Billy Collins

We have become beautiful without even knowing it.

I am happy to say that I now know some of the work of U.S. Poet Laureate Billy Collins. Nick Gough turned me to The Art of Drowning, a collection whose title poem scoffs at the old notion of life-flashing-before-your-eyes. He seems to muse that there is some senseless anxiety at work—“crushing decades in the vice of your final desperate seconds.”

To me, there doesn’t seem to be anything ill-considered in Collins’ poems. He exalts the mundane, the pleasurable, the simple, and does it with a smile on his face. He pokes fun at how art seems to be a vehicle of sadness or regret or escape. He is unafraid to communicate satisfaction. After a meal of risotto and wine...

I am swaying now in the hour after dinner,
a citizen tilted back on his chair
a creature with a full stomach—
something you don’t hear much about in poetry,
that sanctuary of hunger and deprivation.
You know: the driving rain, the boots by the door,
small birds searching for berries in winter
but tonight, the lion of contentment
has placed a warm, heavy paw on my chest

Then we will slip below the surface of the night
into miles of water,drifting down and down
to the dark, soundless bottom
until the weight of dreams pulls us lower still,
below the shale and layered rock,
beneath the strata of hunger and pleasure,
into the broken bones of the earth itself,
into the marrow of the only place we know.

I love that his dreams aren’t rising us higher still over such and such…but makes the point that we are descending into someplace "below," trying to return to a sense of happiness that lies deep within us, not in some foreign country celestialized in the clouds of an unknown horizon.

There are some great poems in this book. I love “Death Beds,” “On Turning Ten,” and “Conversion.” The narrator in the latter, after listening for months to only one story, a parable of lost sheep or blighted vineyard, he says,

Then I would remove my helmet of opinions
and walk into the public streets
revealing the soft brown mushroom of my new head.

At this point he steps back from his months of study and looks at things in new ways even still.
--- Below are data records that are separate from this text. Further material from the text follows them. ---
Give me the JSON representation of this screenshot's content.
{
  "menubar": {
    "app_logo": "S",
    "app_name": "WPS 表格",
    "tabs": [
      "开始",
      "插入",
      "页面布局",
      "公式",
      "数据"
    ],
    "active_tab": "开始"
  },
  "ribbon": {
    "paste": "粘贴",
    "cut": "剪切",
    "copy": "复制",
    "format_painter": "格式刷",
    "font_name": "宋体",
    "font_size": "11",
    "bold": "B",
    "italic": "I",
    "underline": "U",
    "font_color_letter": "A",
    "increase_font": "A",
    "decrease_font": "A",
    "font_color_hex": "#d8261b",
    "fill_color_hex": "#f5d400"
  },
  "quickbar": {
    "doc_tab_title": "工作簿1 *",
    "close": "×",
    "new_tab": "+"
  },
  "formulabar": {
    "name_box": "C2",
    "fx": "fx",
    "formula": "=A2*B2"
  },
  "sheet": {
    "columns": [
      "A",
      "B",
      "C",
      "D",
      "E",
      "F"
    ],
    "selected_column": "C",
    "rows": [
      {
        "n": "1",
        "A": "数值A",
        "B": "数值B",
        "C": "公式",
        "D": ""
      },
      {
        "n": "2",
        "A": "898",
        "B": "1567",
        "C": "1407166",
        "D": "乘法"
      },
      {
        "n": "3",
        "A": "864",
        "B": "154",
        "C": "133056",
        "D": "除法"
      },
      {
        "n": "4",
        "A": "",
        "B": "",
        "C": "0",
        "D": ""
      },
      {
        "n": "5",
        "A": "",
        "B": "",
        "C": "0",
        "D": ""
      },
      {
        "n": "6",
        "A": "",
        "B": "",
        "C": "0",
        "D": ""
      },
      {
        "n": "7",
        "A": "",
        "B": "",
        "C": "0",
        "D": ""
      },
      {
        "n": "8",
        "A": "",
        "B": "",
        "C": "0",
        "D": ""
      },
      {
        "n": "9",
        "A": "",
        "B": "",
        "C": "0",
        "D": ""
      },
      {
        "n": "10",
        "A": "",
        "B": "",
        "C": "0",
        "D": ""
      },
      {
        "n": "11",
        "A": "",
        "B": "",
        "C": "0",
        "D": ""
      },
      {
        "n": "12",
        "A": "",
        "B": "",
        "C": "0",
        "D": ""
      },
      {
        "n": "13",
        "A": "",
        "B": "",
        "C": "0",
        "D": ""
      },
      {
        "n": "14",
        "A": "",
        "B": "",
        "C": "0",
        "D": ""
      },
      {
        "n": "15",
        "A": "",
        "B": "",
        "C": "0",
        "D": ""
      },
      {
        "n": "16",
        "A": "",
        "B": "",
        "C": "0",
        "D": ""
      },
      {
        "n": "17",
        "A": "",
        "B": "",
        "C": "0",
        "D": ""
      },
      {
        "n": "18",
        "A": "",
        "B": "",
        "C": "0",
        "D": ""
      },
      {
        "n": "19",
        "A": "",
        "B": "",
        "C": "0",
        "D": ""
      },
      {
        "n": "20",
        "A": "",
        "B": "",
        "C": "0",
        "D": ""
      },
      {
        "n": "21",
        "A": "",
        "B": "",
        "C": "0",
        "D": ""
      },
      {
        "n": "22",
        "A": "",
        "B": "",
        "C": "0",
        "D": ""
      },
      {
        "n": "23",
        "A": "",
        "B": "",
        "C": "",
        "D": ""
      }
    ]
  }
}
To me this arrives at an essential essence of poetry and spirituality. The open mind continually grasping for greater light, and ever willing to remove our helmets of opinion to take anew that fresh and frightening look.


tiffany said...

James (of James & DeDe) is my brother and I found your site from theirs. I have to say that I adore Billy Collins. "On Turning Ten" is one of my absolute favorites and for a period of a few months my little boy asked me to read it to him every night.

The only thing better than a Billy Collins poem is listening to Billy Collins reading one of his poems. I have a couple of his CDs and his voice adds even more character and richness to his genius words. I especially like his live reading. Mmmm good!

Les M. Blake said...


You have a very cool brother.

You also have a very cool blog.

I somehow managed to get through four years of college majoring in English without having heard of Billy Collins. I'm a big fan of the conversational style that isn't so hoity toity T.S. Eliot. He just says what he wants to say. I love the thought of your little boy asking you to read him poetry before bedtime. I'll for sure look into some Audio versions!

Nick said...

I love that Collins has no issue being poetic about lifes most satisfying moments. "the lion of contentment has placed a warm, heavy paw on my chest". Thats great material!

My moms been sick on and off for the last couple years and about a year ago I read her Collins poems while she laid in bed. The poetry is so lighthearted and relatable and in general uplifting.